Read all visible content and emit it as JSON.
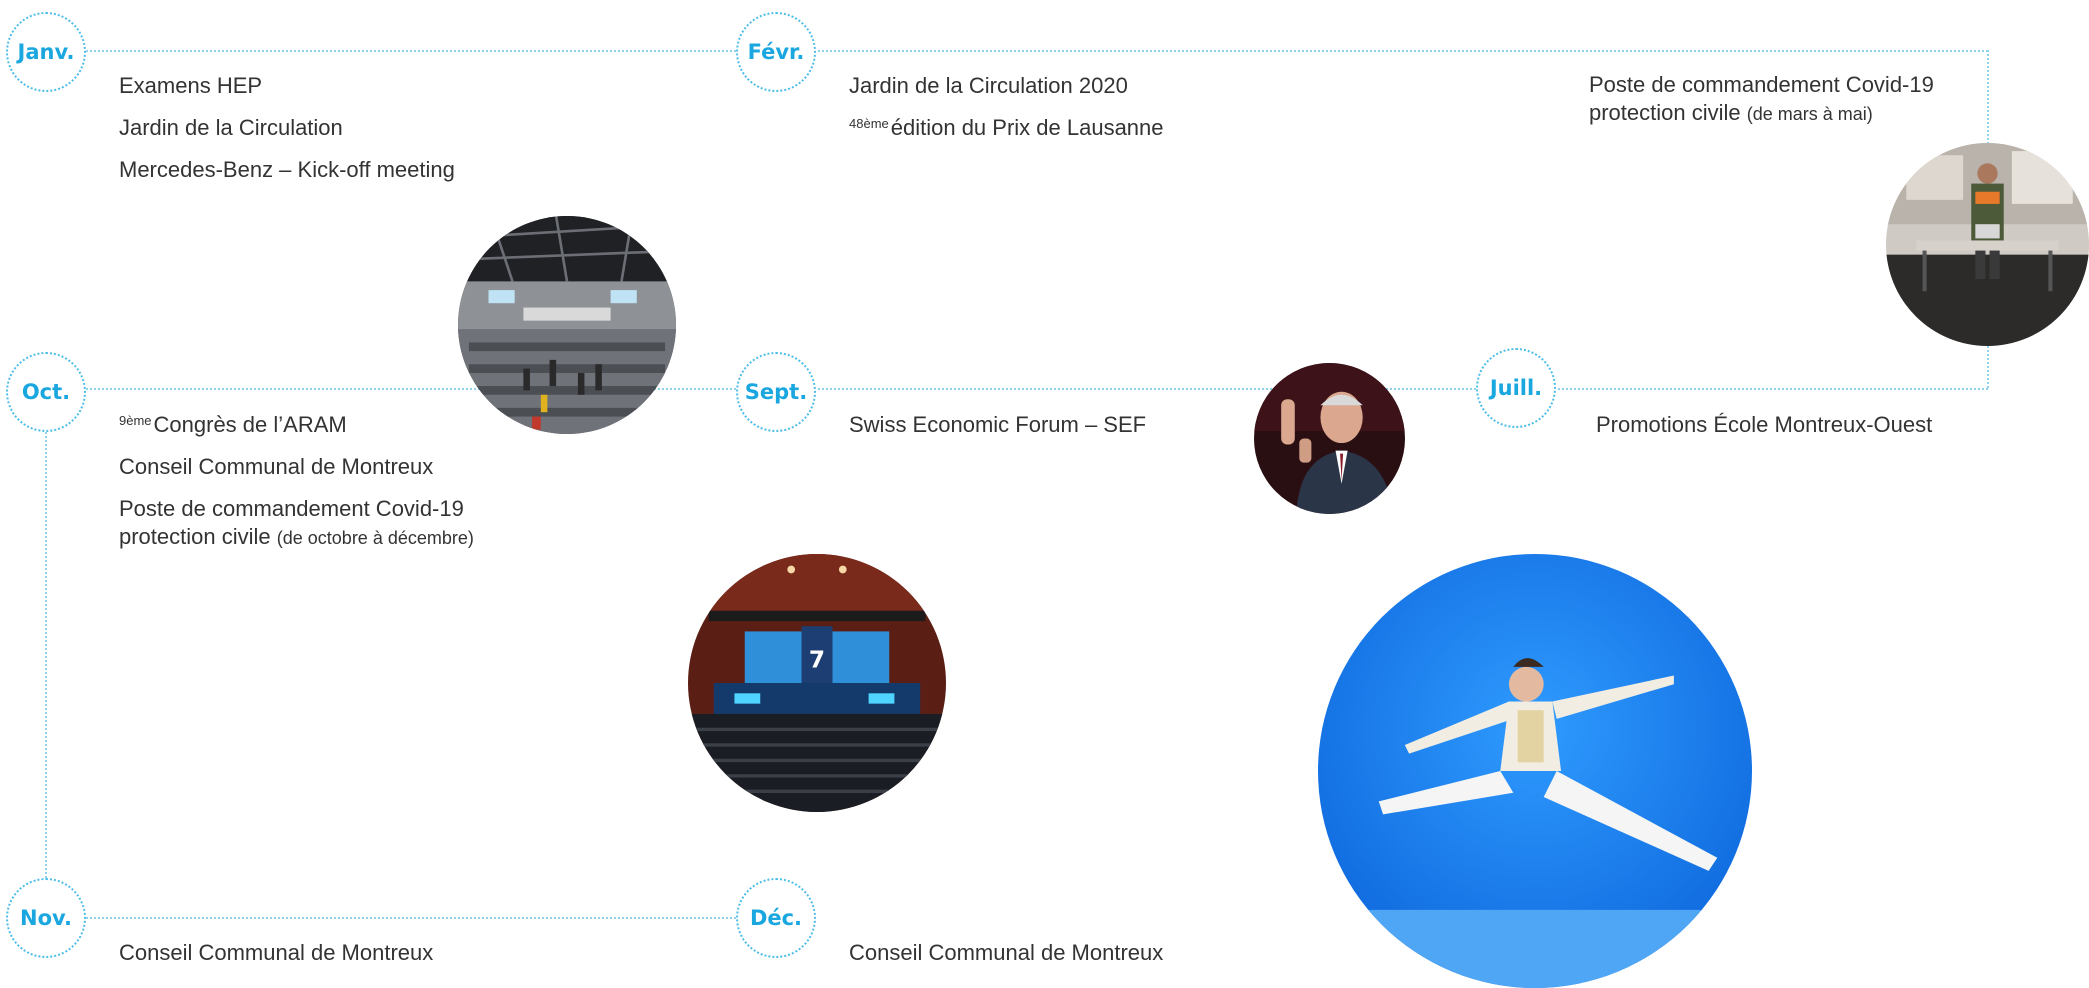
{
  "months": {
    "jan": "Janv.",
    "feb": "Févr.",
    "oct": "Oct.",
    "sep": "Sept.",
    "jul": "Juill.",
    "nov": "Nov.",
    "dec": "Déc."
  },
  "events": {
    "jan1": "Examens HEP",
    "jan2": "Jardin de la Circulation",
    "jan3": "Mercedes-Benz – Kick-off meeting",
    "feb1": "Jardin de la Circulation 2020",
    "feb2_sup": "48ème",
    "feb2_text": "édition du Prix de Lausanne",
    "mar1_line1": "Poste de commandement Covid-19",
    "mar1_line2": "protection civile",
    "mar1_note": "(de mars à mai)",
    "oct1_sup": "9ème",
    "oct1_text": "Congrès de l’ARAM",
    "oct2": "Conseil Communal de Montreux",
    "oct3_line1": "Poste de commandement Covid-19",
    "oct3_line2": "protection civile",
    "oct3_note": "(de octobre à décembre)",
    "sep1": "Swiss Economic Forum – SEF",
    "jul1": "Promotions École Montreux-Ouest",
    "nov1": "Conseil Communal de Montreux",
    "dec1": "Conseil Communal de Montreux"
  },
  "colors": {
    "accent": "#1aa7e0",
    "timeline": "#8fd2ee",
    "text": "#333333"
  }
}
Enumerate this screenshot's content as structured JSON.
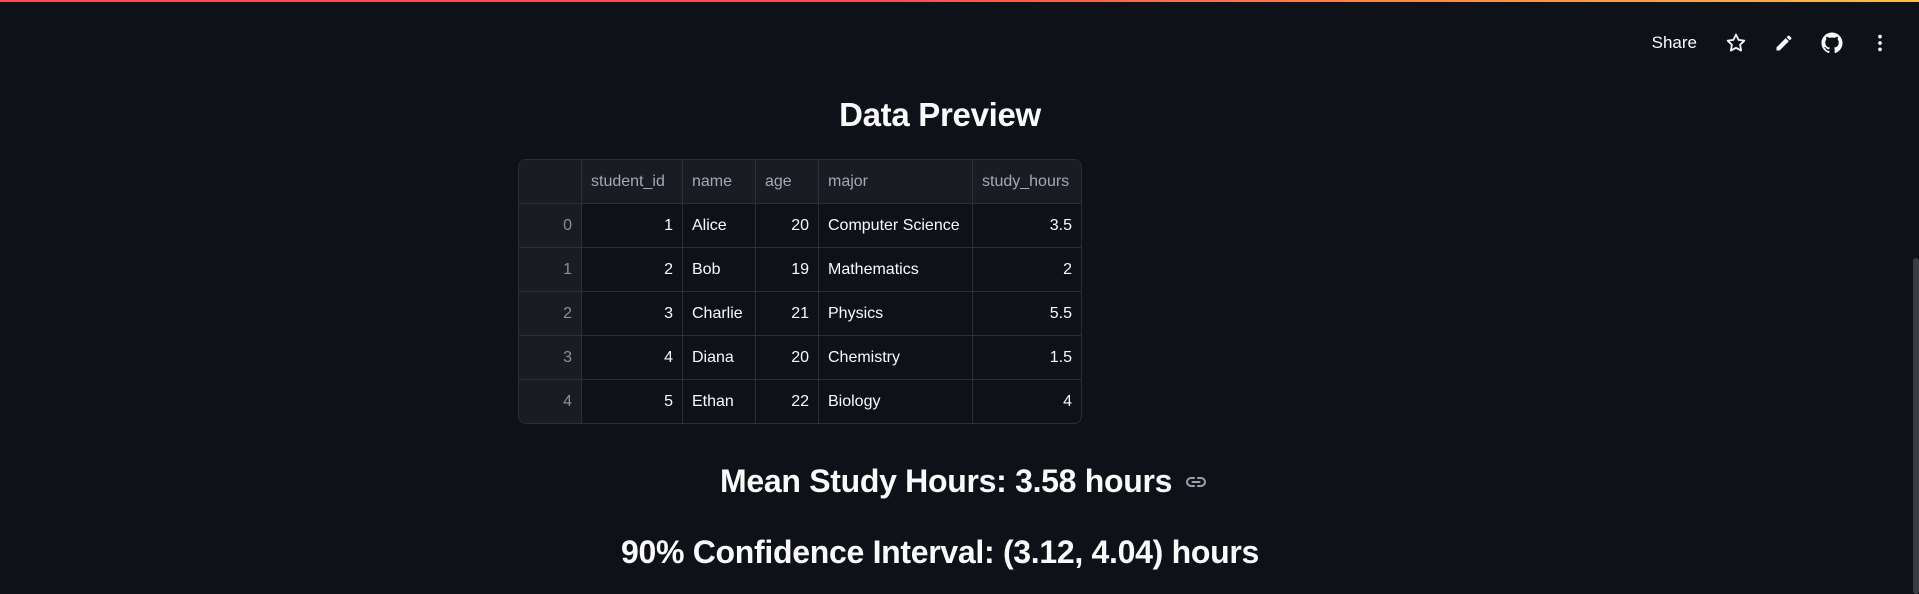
{
  "header": {
    "share_label": "Share",
    "icons": [
      "star-icon",
      "pencil-icon",
      "github-icon",
      "more-vertical-icon"
    ]
  },
  "main": {
    "title": "Data Preview",
    "table": {
      "columns": [
        "",
        "student_id",
        "name",
        "age",
        "major",
        "study_hours"
      ],
      "rows": [
        [
          "0",
          "1",
          "Alice",
          "20",
          "Computer Science",
          "3.5"
        ],
        [
          "1",
          "2",
          "Bob",
          "19",
          "Mathematics",
          "2"
        ],
        [
          "2",
          "3",
          "Charlie",
          "21",
          "Physics",
          "5.5"
        ],
        [
          "3",
          "4",
          "Diana",
          "20",
          "Chemistry",
          "1.5"
        ],
        [
          "4",
          "5",
          "Ethan",
          "22",
          "Biology",
          "4"
        ]
      ]
    },
    "mean_heading": "Mean Study Hours: 3.58 hours",
    "ci_heading": "90% Confidence Interval: (3.12, 4.04) hours"
  },
  "colors": {
    "background": "#0e1117",
    "accent_start": "#ff4b4b",
    "accent_end": "#ffbd45",
    "text": "#fafafa"
  }
}
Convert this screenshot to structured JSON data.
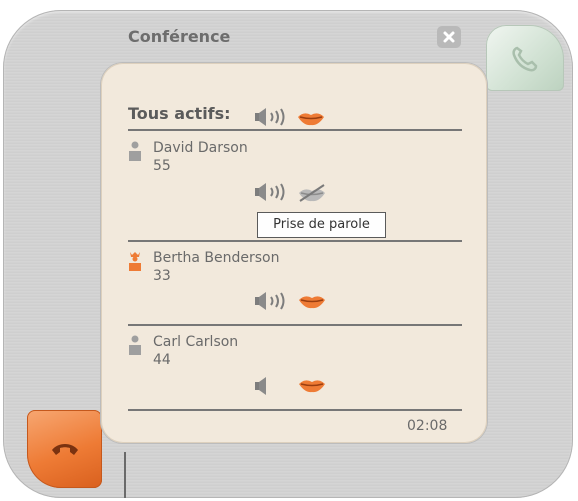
{
  "window": {
    "title": "Conférence"
  },
  "all_active": {
    "label": "Tous actifs:"
  },
  "participants": [
    {
      "name": "David Darson",
      "number": "55",
      "tooltip": "Prise de parole"
    },
    {
      "name": "Bertha Benderson",
      "number": "33"
    },
    {
      "name": "Carl Carlson",
      "number": "44"
    }
  ],
  "footer": {
    "time": "02:08"
  },
  "colors": {
    "accent_orange": "#ee7b35",
    "panel_cream": "#f2e9dc",
    "hangup_green": "#d3e3d5"
  },
  "icons": {
    "speaker": "speaker-icon",
    "lips": "lips-icon",
    "person": "person-icon",
    "close": "close-icon",
    "phone": "phone-icon"
  }
}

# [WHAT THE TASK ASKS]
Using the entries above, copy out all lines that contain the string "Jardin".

# [OUTPUT]
    "jan2": "Jardin de la Circulation",
    "feb1": "Jardin de la Circulation 2020",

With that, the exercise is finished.